══ Provided material ══

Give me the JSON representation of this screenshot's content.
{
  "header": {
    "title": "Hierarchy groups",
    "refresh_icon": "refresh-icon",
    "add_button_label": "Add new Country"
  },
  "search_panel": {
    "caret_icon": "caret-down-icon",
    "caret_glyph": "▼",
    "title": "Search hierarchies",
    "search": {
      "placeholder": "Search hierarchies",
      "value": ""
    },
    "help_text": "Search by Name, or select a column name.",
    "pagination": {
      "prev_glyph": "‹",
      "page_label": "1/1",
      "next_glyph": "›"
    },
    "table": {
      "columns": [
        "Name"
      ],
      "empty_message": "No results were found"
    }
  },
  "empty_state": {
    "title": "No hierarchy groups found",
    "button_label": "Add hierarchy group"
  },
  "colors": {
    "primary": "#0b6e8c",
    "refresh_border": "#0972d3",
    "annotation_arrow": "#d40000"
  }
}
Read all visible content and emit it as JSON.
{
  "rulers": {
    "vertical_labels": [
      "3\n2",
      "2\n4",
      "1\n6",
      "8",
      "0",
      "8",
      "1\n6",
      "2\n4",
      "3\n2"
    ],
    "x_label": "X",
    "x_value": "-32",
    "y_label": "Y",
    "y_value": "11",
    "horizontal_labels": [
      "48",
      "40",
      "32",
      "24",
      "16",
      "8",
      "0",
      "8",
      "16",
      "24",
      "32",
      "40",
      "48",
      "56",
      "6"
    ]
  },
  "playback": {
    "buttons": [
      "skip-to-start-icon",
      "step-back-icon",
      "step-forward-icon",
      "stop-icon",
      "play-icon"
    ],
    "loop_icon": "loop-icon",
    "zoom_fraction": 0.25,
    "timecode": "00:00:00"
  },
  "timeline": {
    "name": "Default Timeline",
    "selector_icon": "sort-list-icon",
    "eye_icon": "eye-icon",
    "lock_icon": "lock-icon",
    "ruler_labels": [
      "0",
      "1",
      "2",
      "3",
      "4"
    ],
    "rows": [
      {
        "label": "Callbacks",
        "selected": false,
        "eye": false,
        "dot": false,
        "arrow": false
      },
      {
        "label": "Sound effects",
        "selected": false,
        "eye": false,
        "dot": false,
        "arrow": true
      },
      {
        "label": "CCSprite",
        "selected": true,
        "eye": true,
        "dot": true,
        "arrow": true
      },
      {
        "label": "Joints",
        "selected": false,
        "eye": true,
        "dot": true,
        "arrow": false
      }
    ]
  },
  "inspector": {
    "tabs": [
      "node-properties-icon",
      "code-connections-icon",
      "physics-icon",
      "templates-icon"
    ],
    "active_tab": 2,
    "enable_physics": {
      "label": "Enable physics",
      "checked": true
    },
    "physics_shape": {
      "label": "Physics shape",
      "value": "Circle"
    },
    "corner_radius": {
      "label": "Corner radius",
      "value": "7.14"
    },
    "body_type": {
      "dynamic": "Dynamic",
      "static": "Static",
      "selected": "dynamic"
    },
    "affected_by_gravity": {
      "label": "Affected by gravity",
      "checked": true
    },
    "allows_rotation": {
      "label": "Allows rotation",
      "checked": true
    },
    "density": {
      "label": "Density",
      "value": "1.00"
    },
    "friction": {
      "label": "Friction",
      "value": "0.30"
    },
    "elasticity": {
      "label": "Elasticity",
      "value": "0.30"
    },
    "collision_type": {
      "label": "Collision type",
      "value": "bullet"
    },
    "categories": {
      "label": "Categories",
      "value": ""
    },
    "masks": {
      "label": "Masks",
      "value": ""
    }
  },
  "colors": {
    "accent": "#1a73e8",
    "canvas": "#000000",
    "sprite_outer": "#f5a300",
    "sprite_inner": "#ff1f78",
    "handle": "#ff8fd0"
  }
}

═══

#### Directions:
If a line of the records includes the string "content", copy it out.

#### Response for this exercise:
Give me the JSON representation of this screenshot's content.
Read all visible content and emit it as JSON.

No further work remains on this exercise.